• [What you should do] Look through the material below and give the number of lines holding "name", with no other words.

• [Source records]
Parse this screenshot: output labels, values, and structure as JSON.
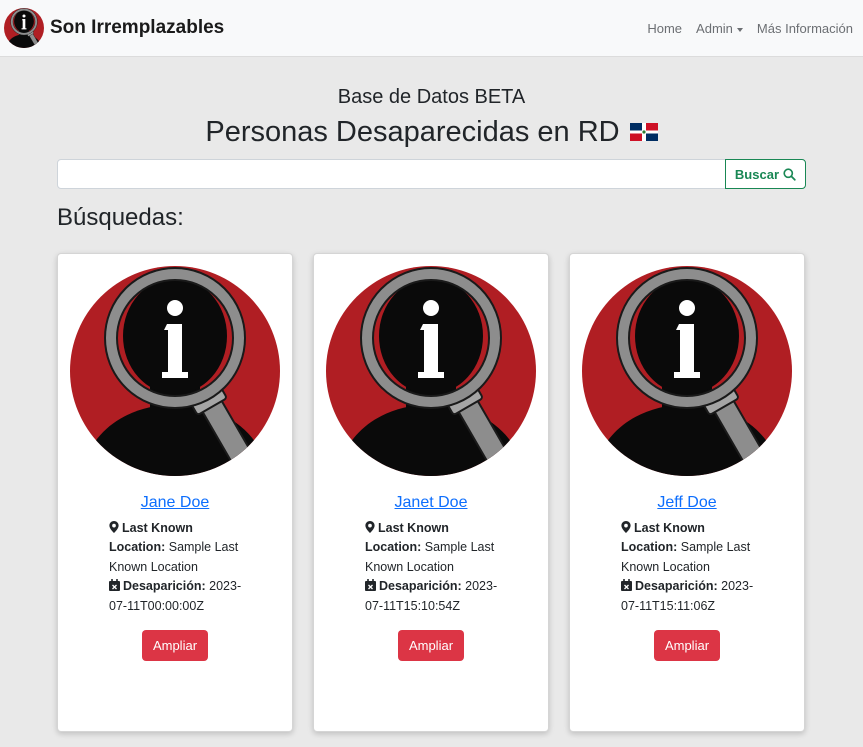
{
  "navbar": {
    "brand": "Son Irremplazables",
    "links": [
      {
        "label": "Home"
      },
      {
        "label": "Admin"
      },
      {
        "label": "Más Información"
      }
    ]
  },
  "header": {
    "subtitle": "Base de Datos BETA",
    "title": "Personas Desaparecidas en RD"
  },
  "search": {
    "value": "",
    "button_label": "Buscar"
  },
  "section_title": "Búsquedas:",
  "cards": [
    {
      "name": "Jane Doe",
      "location_label": "Last Known Location:",
      "location": "Sample Last Known Location",
      "date_label": "Desaparición:",
      "date": "2023-07-11T00:00:00Z",
      "button": "Ampliar"
    },
    {
      "name": "Janet Doe",
      "location_label": "Last Known Location:",
      "location": "Sample Last Known Location",
      "date_label": "Desaparición:",
      "date": "2023-07-11T15:10:54Z",
      "button": "Ampliar"
    },
    {
      "name": "Jeff Doe",
      "location_label": "Last Known Location:",
      "location": "Sample Last Known Location",
      "date_label": "Desaparición:",
      "date": "2023-07-11T15:11:06Z",
      "button": "Ampliar"
    }
  ],
  "icons": {
    "logo": "magnifier-info-silhouette-icon",
    "location": "map-marker-icon",
    "date": "calendar-x-icon",
    "search": "search-icon",
    "flag": "dominican-republic-flag-icon"
  },
  "colors": {
    "link": "#0d6efd",
    "danger": "#dc3545",
    "success": "#198754",
    "logo_red": "#b01e23"
  }
}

• [Answer to the exercise] 3